- Assignment
From the entries below, return every line that includes the word "title".

- Given data
============================================================
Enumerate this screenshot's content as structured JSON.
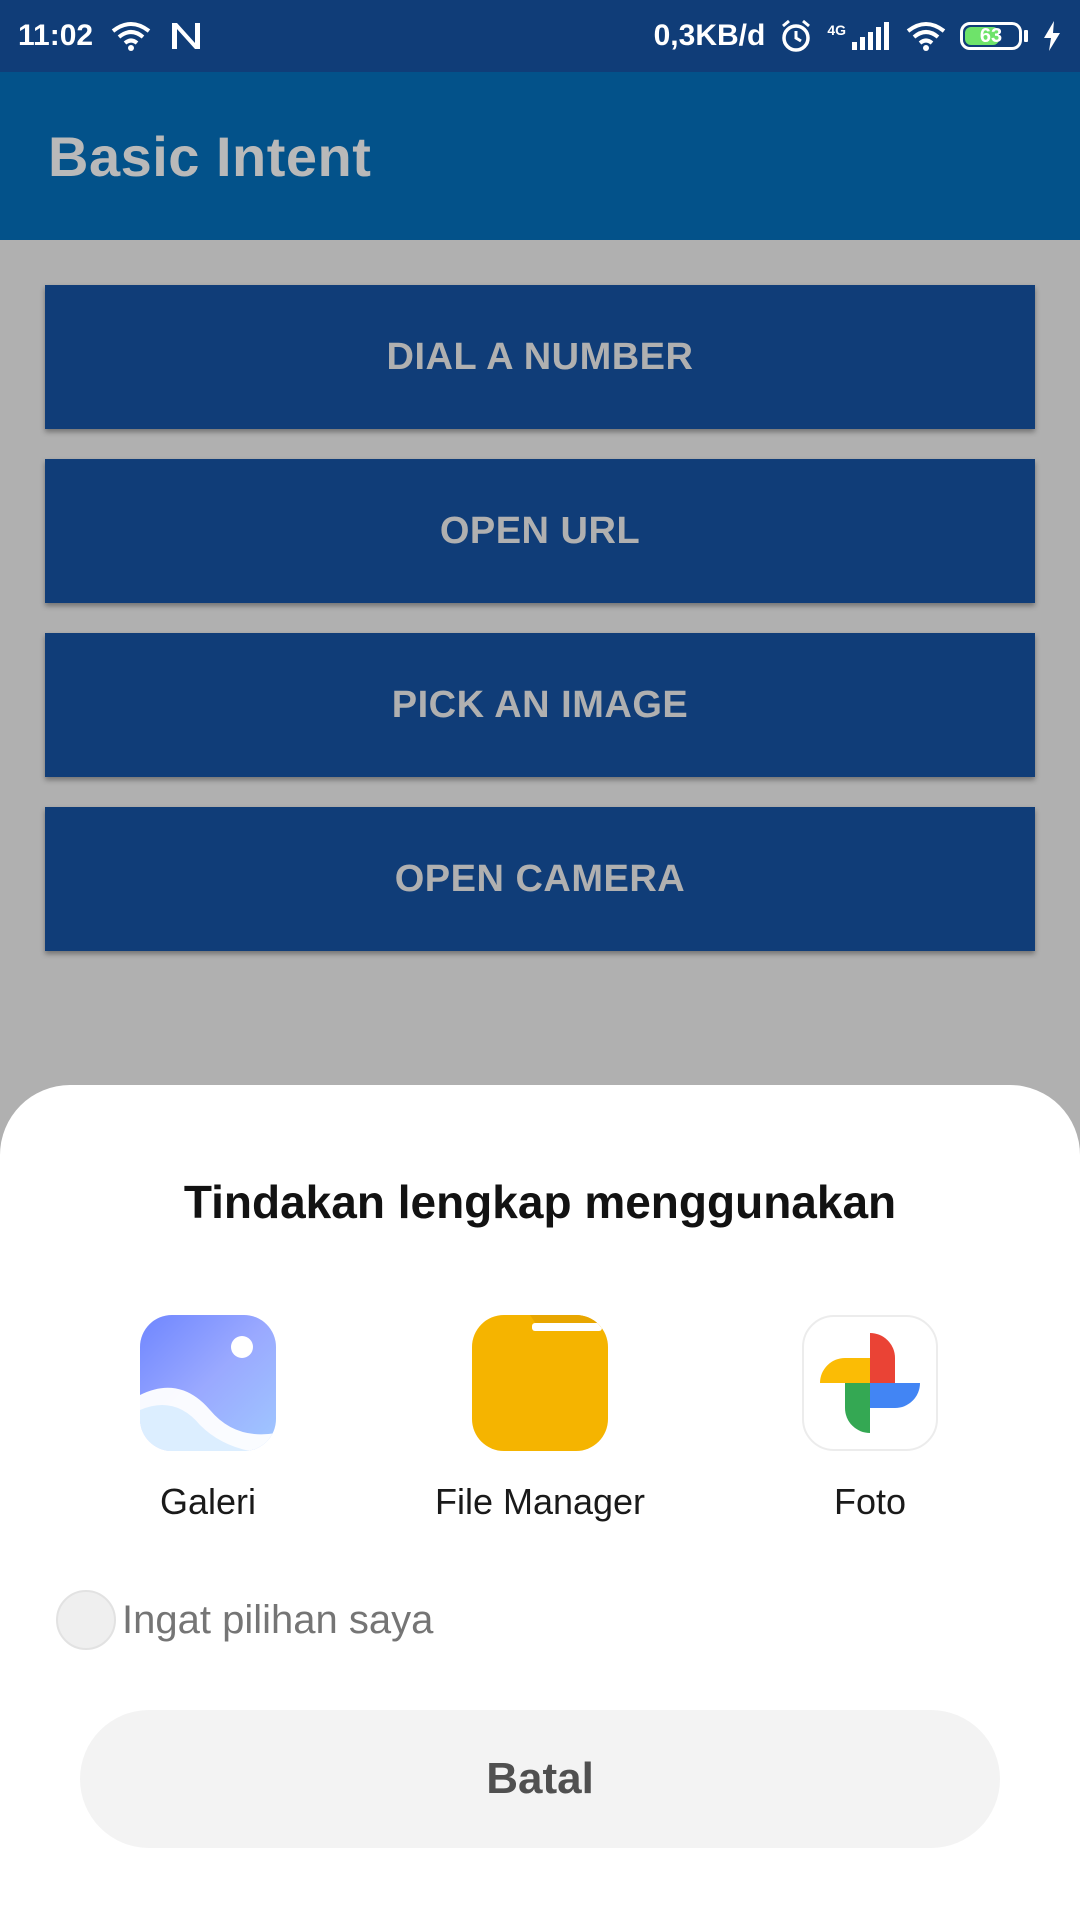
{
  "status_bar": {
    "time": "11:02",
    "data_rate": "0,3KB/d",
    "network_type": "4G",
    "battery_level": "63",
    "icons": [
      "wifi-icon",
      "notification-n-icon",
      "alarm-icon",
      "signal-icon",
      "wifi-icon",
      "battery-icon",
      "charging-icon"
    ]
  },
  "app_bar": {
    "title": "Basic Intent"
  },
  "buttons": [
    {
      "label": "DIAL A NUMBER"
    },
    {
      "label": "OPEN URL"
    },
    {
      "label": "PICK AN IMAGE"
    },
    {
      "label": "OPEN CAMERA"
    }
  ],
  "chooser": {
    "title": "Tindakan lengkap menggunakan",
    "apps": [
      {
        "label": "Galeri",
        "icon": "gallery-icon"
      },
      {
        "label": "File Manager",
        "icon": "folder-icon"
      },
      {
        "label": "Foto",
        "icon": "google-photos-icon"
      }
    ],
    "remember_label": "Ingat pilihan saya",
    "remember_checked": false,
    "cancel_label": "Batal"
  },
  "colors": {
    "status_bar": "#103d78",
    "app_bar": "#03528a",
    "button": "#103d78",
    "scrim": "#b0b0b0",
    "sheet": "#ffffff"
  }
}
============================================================
- Completed task
    "title": "Basic Intent"
    "title": "Tindakan lengkap menggunakan",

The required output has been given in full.